Although this high performance sports car is rarely seen out and about today, it will always be remembered for its head turning exterior and race car experience for the everyday driver!
|Car||Mercedes Benz 300SL|
|Top speed (mph)||160|
|Engine||3L 2996 cc|
With the post-war boom filtering through American society, rationing finally ends in Great Britain allowing households to reintroduce luxury items into their day to day lives. For the more fortunate this meant purchasing luxury motors like the 300SL, while the rest of society were content with indulging in new fashions, food and culture.
The first British soap opera ‘The Grove Family’ is broadcast on BBC Television, while towards the end of the year the channel aired their controversial adaptation of George Orwell’s ‘Nineteen Eighty-Four’.
On the big screen in 1954, cinematic greats like ‘On the Waterfront’, ‘A Star is Born’ and ‘White Christmas’ were captivating audiences.
The early 1950’s brought soft melodies sung by fresh-faced singers. Classic hits such as ‘Rock around the clock’ by Bill Haley and the Comets and ‘Mr Sandman’ by the Chordettes would have been blasted out at local dance halls and on home radios across the country.
Over in the States, Elvis Presley began recording in Memphis, and was soon catapulted to stardom with hits ‘That’s All Right’ and ‘Blue Moon of Kentucky’, which were later regarded as the start of Rock&Roll.
Style changed prominently during 1954 due to the end of rationing and the growing availability of fabrics. More vibrant colours reshaped outfits and fashion became more of a pastime for the younger generation.

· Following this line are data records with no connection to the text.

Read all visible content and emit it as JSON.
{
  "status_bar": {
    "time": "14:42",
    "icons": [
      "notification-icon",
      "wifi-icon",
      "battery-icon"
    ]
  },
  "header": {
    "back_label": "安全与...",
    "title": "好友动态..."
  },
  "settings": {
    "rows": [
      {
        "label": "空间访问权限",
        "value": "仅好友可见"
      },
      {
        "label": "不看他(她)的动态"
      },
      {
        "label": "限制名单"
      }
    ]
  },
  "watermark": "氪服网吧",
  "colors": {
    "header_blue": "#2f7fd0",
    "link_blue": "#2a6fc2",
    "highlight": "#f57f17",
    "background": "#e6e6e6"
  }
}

Women were embracing a softer silhouette with relaxed waistlines, drawing attention away from the bust. Men’s fashion on the other hand had made little change since its post-war rebrand. More colour and fabric was utilised in men’s leisurewear, however their day-to-day work wear still included the standard shirt, tie, suit combination.